    more common when supplies were reused

    can also occur with intratheccal steroids being injected for chronic pain

    very hard to treat

    chronic inflammation leads to scar tissue
  50. What are risk factors for an epidural abscess??
    • back trauma
    • IV drug use
    • neurological surgical procedures
    • indwelling epidural catheters
  51. There are four stages of development with an epidural abscess...what are they??
    • 1. back and vertebral pain intensified by percussion
    • 2. progresses to nerve root and radicular pain (pain along a dermatone)
    • 3. motor, sensory and/or sphincter dysfunction
    • 4. paralysis and or paraplegia
  53. If you suspect an epidural abscess what should you do immediately??
    • 1. removed epidural cath
    • 2. send tip for cultures
    • 3. examine epidural site for s/s of infection
    • 4. send blood cultures
    • 5. culture any drainage
  54. What are some parts of the treatment of an epidural abscess??
    • 1. consult the neurologist
    • 2. abx coverage *normally staph
    • 3. MRI/CT
    • 4. possible decompression lamiectomy
  55. What are ways to prevent an epidural abscess??
    • 1. always use sterile technique
    • 2. if you suspect contamination STOP AND START OVER
    • 3. may need to removal cath if disconnected
    • 4. maintain a closed system
    • 5. use bacterial filter that comes with kit
    • 6. minimize cath manipulations
    • 7. removal cath when required or at least change the cath, filer and solution every 4 days
  56. How can epidural catheter shearing occur??
    by attempting to withdraw the epidural catheter through the epidural needle
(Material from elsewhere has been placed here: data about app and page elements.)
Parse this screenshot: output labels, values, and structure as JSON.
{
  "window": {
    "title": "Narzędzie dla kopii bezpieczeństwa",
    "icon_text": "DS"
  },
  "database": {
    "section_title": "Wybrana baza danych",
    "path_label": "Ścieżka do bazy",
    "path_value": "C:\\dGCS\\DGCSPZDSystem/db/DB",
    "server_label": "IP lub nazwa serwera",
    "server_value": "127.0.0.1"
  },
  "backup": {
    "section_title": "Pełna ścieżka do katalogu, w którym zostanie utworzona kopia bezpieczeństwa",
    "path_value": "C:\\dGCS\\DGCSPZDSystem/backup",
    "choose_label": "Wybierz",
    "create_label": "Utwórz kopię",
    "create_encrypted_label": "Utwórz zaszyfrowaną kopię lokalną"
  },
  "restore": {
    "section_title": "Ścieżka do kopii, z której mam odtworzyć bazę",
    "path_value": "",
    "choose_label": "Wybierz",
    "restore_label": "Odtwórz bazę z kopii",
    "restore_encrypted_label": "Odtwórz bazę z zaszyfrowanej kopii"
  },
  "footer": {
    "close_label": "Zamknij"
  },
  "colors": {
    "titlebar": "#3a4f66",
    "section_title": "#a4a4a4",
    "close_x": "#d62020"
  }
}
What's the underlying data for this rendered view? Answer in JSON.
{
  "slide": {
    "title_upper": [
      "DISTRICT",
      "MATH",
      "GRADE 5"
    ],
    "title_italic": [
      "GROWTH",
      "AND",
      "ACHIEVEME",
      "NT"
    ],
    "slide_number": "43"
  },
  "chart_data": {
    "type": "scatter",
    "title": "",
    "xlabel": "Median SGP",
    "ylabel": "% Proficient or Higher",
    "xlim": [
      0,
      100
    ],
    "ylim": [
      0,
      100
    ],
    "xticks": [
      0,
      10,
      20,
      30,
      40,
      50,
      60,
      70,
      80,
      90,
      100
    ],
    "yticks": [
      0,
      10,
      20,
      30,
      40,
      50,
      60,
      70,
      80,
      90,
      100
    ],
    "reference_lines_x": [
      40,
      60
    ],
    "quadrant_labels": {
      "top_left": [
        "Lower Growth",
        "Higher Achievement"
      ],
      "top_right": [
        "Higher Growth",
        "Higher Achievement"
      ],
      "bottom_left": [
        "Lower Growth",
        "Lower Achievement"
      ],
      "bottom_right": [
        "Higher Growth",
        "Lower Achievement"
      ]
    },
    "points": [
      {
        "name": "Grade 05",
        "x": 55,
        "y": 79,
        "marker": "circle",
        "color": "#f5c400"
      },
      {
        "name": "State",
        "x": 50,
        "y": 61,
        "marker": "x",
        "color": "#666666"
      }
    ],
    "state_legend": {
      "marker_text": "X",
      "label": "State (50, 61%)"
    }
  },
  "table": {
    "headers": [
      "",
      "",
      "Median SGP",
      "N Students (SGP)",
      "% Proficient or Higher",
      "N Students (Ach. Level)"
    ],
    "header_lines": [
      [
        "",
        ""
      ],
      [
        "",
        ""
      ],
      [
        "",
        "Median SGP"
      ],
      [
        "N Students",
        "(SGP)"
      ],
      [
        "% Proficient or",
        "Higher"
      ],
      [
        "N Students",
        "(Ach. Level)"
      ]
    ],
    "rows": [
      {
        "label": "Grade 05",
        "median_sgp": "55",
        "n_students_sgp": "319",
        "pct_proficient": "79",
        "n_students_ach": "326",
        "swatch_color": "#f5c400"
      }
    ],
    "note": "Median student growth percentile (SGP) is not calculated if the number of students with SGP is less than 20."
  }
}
    also take needle off first or the cath will shear

    remove the needle and cath as one unit if you need to remove the cath

    never jerk the cath..remove it steadily
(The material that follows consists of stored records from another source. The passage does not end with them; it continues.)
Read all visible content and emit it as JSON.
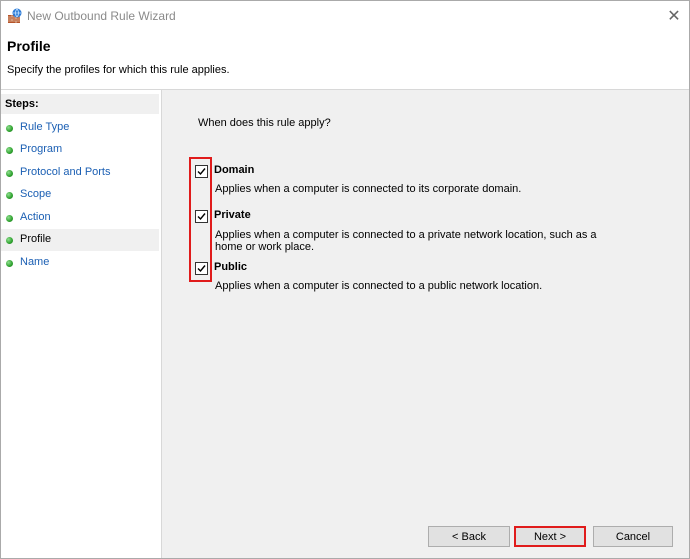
{
  "window": {
    "title": "New Outbound Rule Wizard",
    "close_glyph": "✕"
  },
  "header": {
    "title": "Profile",
    "subtitle": "Specify the profiles for which this rule applies."
  },
  "sidebar": {
    "steps_label": "Steps:",
    "items": [
      {
        "label": "Rule Type"
      },
      {
        "label": "Program"
      },
      {
        "label": "Protocol and Ports"
      },
      {
        "label": "Scope"
      },
      {
        "label": "Action"
      },
      {
        "label": "Profile",
        "selected": true
      },
      {
        "label": "Name"
      }
    ]
  },
  "content": {
    "question": "When does this rule apply?",
    "profiles": [
      {
        "label": "Domain",
        "checked": true,
        "description": "Applies when a computer is connected to its corporate domain."
      },
      {
        "label": "Private",
        "checked": true,
        "description": "Applies when a computer is connected to a private network location, such as a home or work place."
      },
      {
        "label": "Public",
        "checked": true,
        "description": "Applies when a computer is connected to a public network location."
      }
    ]
  },
  "buttons": {
    "back": "< Back",
    "next": "Next >",
    "cancel": "Cancel"
  },
  "colors": {
    "highlight": "#e01b1b",
    "link": "#1b5fb3",
    "step_dot": "#2fa12f"
  }
}
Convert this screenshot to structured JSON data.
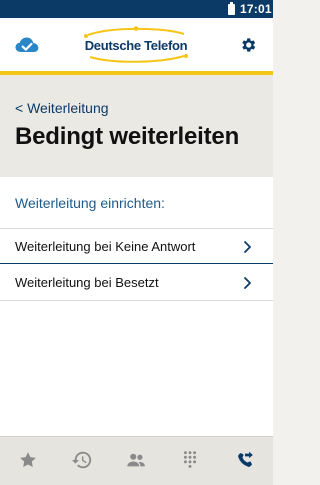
{
  "status_bar": {
    "time": "17:01"
  },
  "header": {
    "brand": "Deutsche Telefon"
  },
  "page": {
    "back_label": "< Weiterleitung",
    "title": "Bedingt weiterleiten"
  },
  "section": {
    "label": "Weiterleitung einrichten:",
    "items": [
      {
        "label": "Weiterleitung bei Keine Antwort"
      },
      {
        "label": "Weiterleitung bei Besetzt"
      }
    ]
  },
  "tabbar": {
    "tabs": [
      {
        "icon": "star-icon"
      },
      {
        "icon": "history-icon"
      },
      {
        "icon": "contacts-icon"
      },
      {
        "icon": "dialpad-icon"
      },
      {
        "icon": "call-forward-icon"
      }
    ]
  },
  "colors": {
    "primary": "#0b3a67",
    "accent": "#f5c518",
    "link": "#1d5b8f",
    "icon_cloud": "#2a86c7"
  }
}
    if difficulty is encountered with removal..have the patient changes positions to maximize the intervertebral space
  57. What should you do if the tip of the cath breaks off deep in the epidural space?? What about in the superficial space??
    leave it and observe for complications

    it needs to be surgically removed
  58. Cauda Equina Syndrome is associated with....
    spinal cath and 5% lidocaine

    appears in the peripheral nerve pattern and may be due to misdistribution of the hyperbaric lidocaine
  59. What is Cauda Equina Syndrome??
    a permanent complication

    associated with sphincter dysfunction, sensory and motor deficits and paresis

    lower motor dysfunction
  60. What are risk factors for cardiac arrest that occurs due to a neuraxil blockade???
    • baseline HR<60
    • ASA class I --- bc we overlook these ppl
    • Use of BB
    • sensory level >T6
    • Prolonged P-R interval